The event served to heighten awareness of this public health issue by bringing together leading cardiologists to share perspectives and best practices with pediatric and adult cardiologists, sonographers and other health care professionals. We are optimistic that enhanced detection practices to prospectively identify these subtle underlying cardiac conditions will improve — and that better detection will lead to saved lives. Recent advances in non-invasive imaging hold great promise such as the 3-D echocardiography technology the Foundation co-funded at Mount Sinai Hospital (see below).
At the same time, several speakers at the symposium noted the results of various medical procedures to address these coronary defects. Their research and presentations documented how most children and young adults who have coronary anomalies prospectively identified and surgically repaired have been able enjoy relatively active life styles, which may include returning to certain sports.

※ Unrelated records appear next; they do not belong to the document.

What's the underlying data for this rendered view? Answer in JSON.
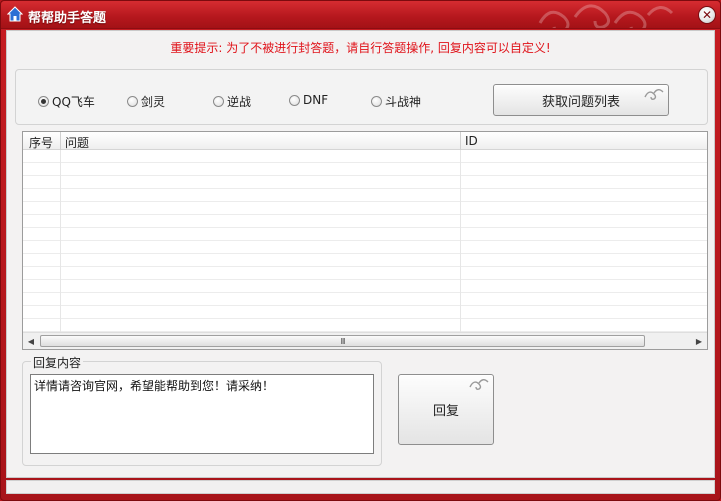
{
  "window": {
    "title": "帮帮助手答题",
    "close_glyph": "✕"
  },
  "notice": "重要提示: 为了不被进行封答题，请自行答题操作, 回复内容可以自定义!",
  "games": {
    "options": [
      {
        "label": "QQ飞车",
        "checked": true
      },
      {
        "label": "剑灵",
        "checked": false
      },
      {
        "label": "逆战",
        "checked": false
      },
      {
        "label": "DNF",
        "checked": false
      },
      {
        "label": "斗战神",
        "checked": false
      }
    ],
    "fetch_button": "获取问题列表"
  },
  "question_list": {
    "columns": [
      "序号",
      "问题",
      "ID"
    ],
    "rows": []
  },
  "scrollbar": {
    "thumb_grip": "III"
  },
  "reply": {
    "group_label": "回复内容",
    "text": "详情请咨询官网，希望能帮助到您！请采纳！",
    "button": "回复"
  },
  "colors": {
    "title_bar": "#b5171d",
    "notice_text": "#e0131a",
    "client_bg": "#f3f2f2"
  }
}
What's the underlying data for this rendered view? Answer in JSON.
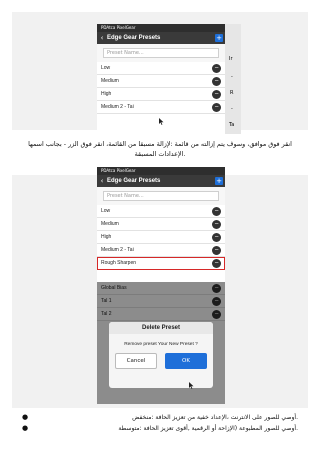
{
  "app_name": "PDAtca PixelGear",
  "screen_title": "Edge Gear Presets",
  "search_placeholder": "Preset Name...",
  "add_label": "+",
  "back_label": "‹",
  "remove_label": "−",
  "side_letters": [
    "Ir",
    "-",
    "R",
    "-",
    "Ta"
  ],
  "screen1_items": [
    "Low",
    "Medium",
    "High",
    "Medium 2 - Tai"
  ],
  "screen2_items": [
    "Low",
    "Medium",
    "High",
    "Medium 2 - Tai",
    "Rough Sharpen"
  ],
  "screen3_items": [
    "Global Bias",
    "Tal 1",
    "Tal 2"
  ],
  "dialog": {
    "title": "Delete Preset",
    "message": "Remove preset Your New Preset ?",
    "cancel": "Cancel",
    "ok": "OK"
  },
  "instruction_line1": "انقر فوق موافق، وسوف يتم إزالته من قائمة :لإزالة مسبقا من القائمة، انقر فوق الزر - بجانب اسمها",
  "instruction_line2": ".الإعدادات المسبقة",
  "bullet1": ".أوصي للصور على الانترنت ،الإعداد خفية من تعزيز الحافة :منخفض",
  "bullet2": ".أوصي للصور المطبوعة (الإزاحة أو الرقمية ,أقوى تعزيز الحافة :متوسطة",
  "accent_color": "#1e6fd9",
  "highlight_color": "#d62828"
}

As measured by content and turnout, the event (held coincidentally on the 4 year anniversary of the creation of the Michael’s Foundation) was a clear success. We thank Mount Sinai Hospital for originating the symposium concept and program and for the generous time devoted by the speakers and attendees. As a result of the conference, the Foundation may support specific ongoing and new research conducted by various presenters and others participating in the symposium.
Mount Sinai Hospital, Children’s Heart Center, Division of Pediatric Cardiology, Echocardiography:
As part of improving awareness, detection and treatment of congenital heart conditions, the Foundation made its first funding activity in the form of a donation to the Division of Pediatric Cardiology of The Mount Sinai Hospital in New York toward the purchase of state of the art, 3-D echocardiography technology.
Known also as cardiac ultrasound, echocardiography is a diagnostic tool that is especially important when screening children, since it is “non invasive” (i.e., is performed outside of the body) and has no known side effects. As described by Mount Sinai’s Children’s Heart Center, echocardiography entails “bouncing sound waves off the heart to create images that provide vital information including the heart’s size and shape, its efficiency in pumping blood, and the presence of tissue damage.”
The improved imaging and processing capability of this new cardiac ultrasound platform potentially holds great promise to better equip pediatric cardiographers with identifying congenital heart defects, such as the rare condition Michael had.
Mount Sinai Hospital installed this cutting edge technology in its Pediatric Cardiology Division in June 2009.
Proposals: The Foundation continues to welcome proposals by pediatric and adult cardiologists, angiographers, sports cardiologists, and other medical professionals from around the country to consider providing funding to support various initiatives consistent with the Foundation’s mission. In addition to continued support of Mount Sinai Hospital, these initiatives under consideration include a multicenter study / registry on congenital heart anomalies, a sports cardiology information clearinghouse, and sponsorship of charitable events on behalf of disadvantaged children.
We continue to welcome advice and ideas from medical professionals and non-professionals alike.